The proposals are part of NASA’s Small Business Innovation Research Program (SBIR) and Small Business Technology Transfer (STTR) Program, both setup to help bridge the gap between NASA and small businesses.
The SBIR program looks to solve specific technology gaps the agency could not fill on its own, while looking to assist other agency research. Programs such as modern air traffic control systems, human spaceflight and the International Space Station have all benefited in part from SBIR. The NASA Mars rover program is an example of how the STTR program helps transfer technology developed into a small business.
Awards typically are for six months for the SBIR contracts and 12 months for the STTR contracts. The maximum amount is $125,000 for general SBIR and STTR contracts and $200,000 for SBIR select solicitation proposals.
For the general SBIR Phase I solicitation, NASA chose 236 proposals worth about $29.4 million. For the select SBIR Phase I solicitation, NASA chose 26 proposals worth about $5.1 million. NASA chose 33 proposals with a value of about $4.1 million for STTR Phase I projects. The three solicitations attracted proposals from 32 states.

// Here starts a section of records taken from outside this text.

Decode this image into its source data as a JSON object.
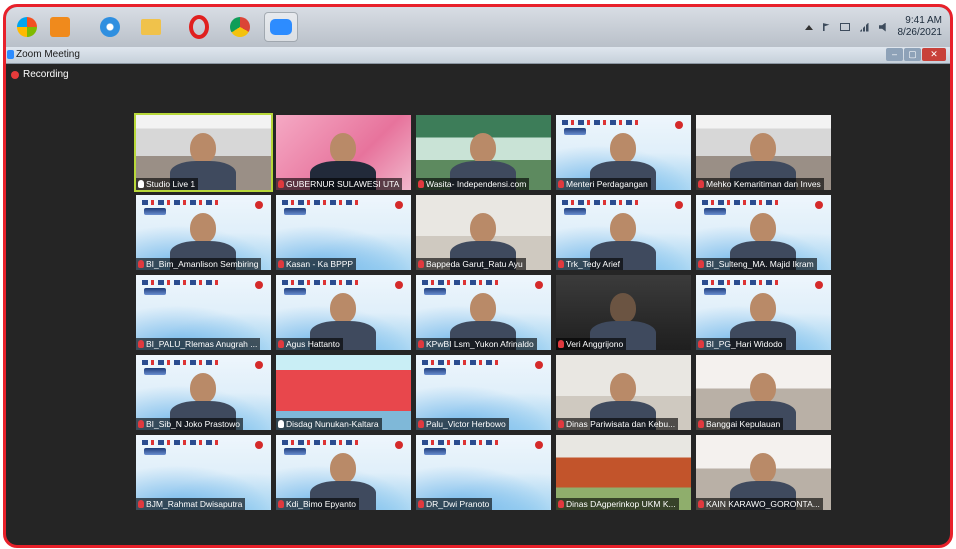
{
  "taskbar": {
    "icons": [
      {
        "name": "windows-start-icon",
        "color": "#1a73d9"
      },
      {
        "name": "media-player-icon",
        "color": "#f08a1c"
      },
      {
        "name": "internet-explorer-icon",
        "color": "#2f8fe0"
      },
      {
        "name": "file-explorer-icon",
        "color": "#f0c24b"
      },
      {
        "name": "opera-browser-icon",
        "color": "#e0201f"
      },
      {
        "name": "chrome-browser-icon",
        "color": "#2da84f"
      },
      {
        "name": "zoom-app-icon",
        "color": "#2d8cff"
      }
    ],
    "clock_time": "9:41 AM",
    "clock_date": "8/26/2021"
  },
  "window": {
    "title": "Zoom Meeting",
    "recording_label": "Recording",
    "accent": "#e8202a"
  },
  "participants": [
    {
      "name": "Studio Live 1",
      "scene": "studio",
      "muted": false,
      "active_speaker": true
    },
    {
      "name": "GUBERNUR SULAWESI UTA",
      "scene": "pink",
      "muted": true
    },
    {
      "name": "Wasita- Independensi.com",
      "scene": "banner",
      "muted": true
    },
    {
      "name": "Menteri Perdagangan",
      "scene": "slide-person",
      "muted": true
    },
    {
      "name": "Mehko Kemaritiman dan Inves",
      "scene": "studio",
      "muted": true
    },
    {
      "name": "BI_Bim_Amanlison Sembiring",
      "scene": "slide-person",
      "muted": true
    },
    {
      "name": "Kasan - Ka BPPP",
      "scene": "slide",
      "muted": true
    },
    {
      "name": "Bappeda Garut_Ratu Ayu",
      "scene": "room",
      "muted": true
    },
    {
      "name": "Trk_Tedy Arief",
      "scene": "slide-person",
      "muted": true
    },
    {
      "name": "BI_Sulteng_MA. Majid Ikram",
      "scene": "slide-person",
      "muted": true
    },
    {
      "name": "BI_PALU_Rlemas Anugrah ...",
      "scene": "slide",
      "muted": true
    },
    {
      "name": "Agus Hattanto",
      "scene": "slide-person",
      "muted": true
    },
    {
      "name": "KPwBI Lsm_Yukon Afrinaldo",
      "scene": "slide-person",
      "muted": true
    },
    {
      "name": "Veri  Anggrijono",
      "scene": "dark",
      "muted": true
    },
    {
      "name": "BI_PG_Hari Widodo",
      "scene": "slide-person",
      "muted": true
    },
    {
      "name": "BI_Sib_N Joko Prastowo",
      "scene": "slide-person",
      "muted": true
    },
    {
      "name": "Disdag Nunukan-Kaltara",
      "scene": "poster",
      "muted": false
    },
    {
      "name": "Palu_Victor Herbowo",
      "scene": "slide",
      "muted": true
    },
    {
      "name": "Dinas Pariwisata dan Kebu...",
      "scene": "room",
      "muted": true
    },
    {
      "name": "Banggai Kepulauan",
      "scene": "meeting",
      "muted": true
    },
    {
      "name": "BJM_Rahmat Dwisaputra",
      "scene": "slide",
      "muted": true
    },
    {
      "name": "Kdi_Bimo Epyanto",
      "scene": "slide-person",
      "muted": true
    },
    {
      "name": "DR_Dwi Pranoto",
      "scene": "slide",
      "muted": true
    },
    {
      "name": "Dinas DAgperinkop UKM K...",
      "scene": "building",
      "muted": true
    },
    {
      "name": "KAIN KARAWO_GORONTA...",
      "scene": "meeting",
      "muted": true
    }
  ]
}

“NASA’s small business innovation research projects are strong and valuable investments that continue to pay dividends to NASA and the American people,” said Michael Gazarik, NASA’s associate administrator for space technology in Washington. “If successful, these early stage technology concepts will mature to meet NASA’s mission needs while also providing solutions that have wide applicability in the marketplace, potentially becoming new products, services and jobs here in the U.S.”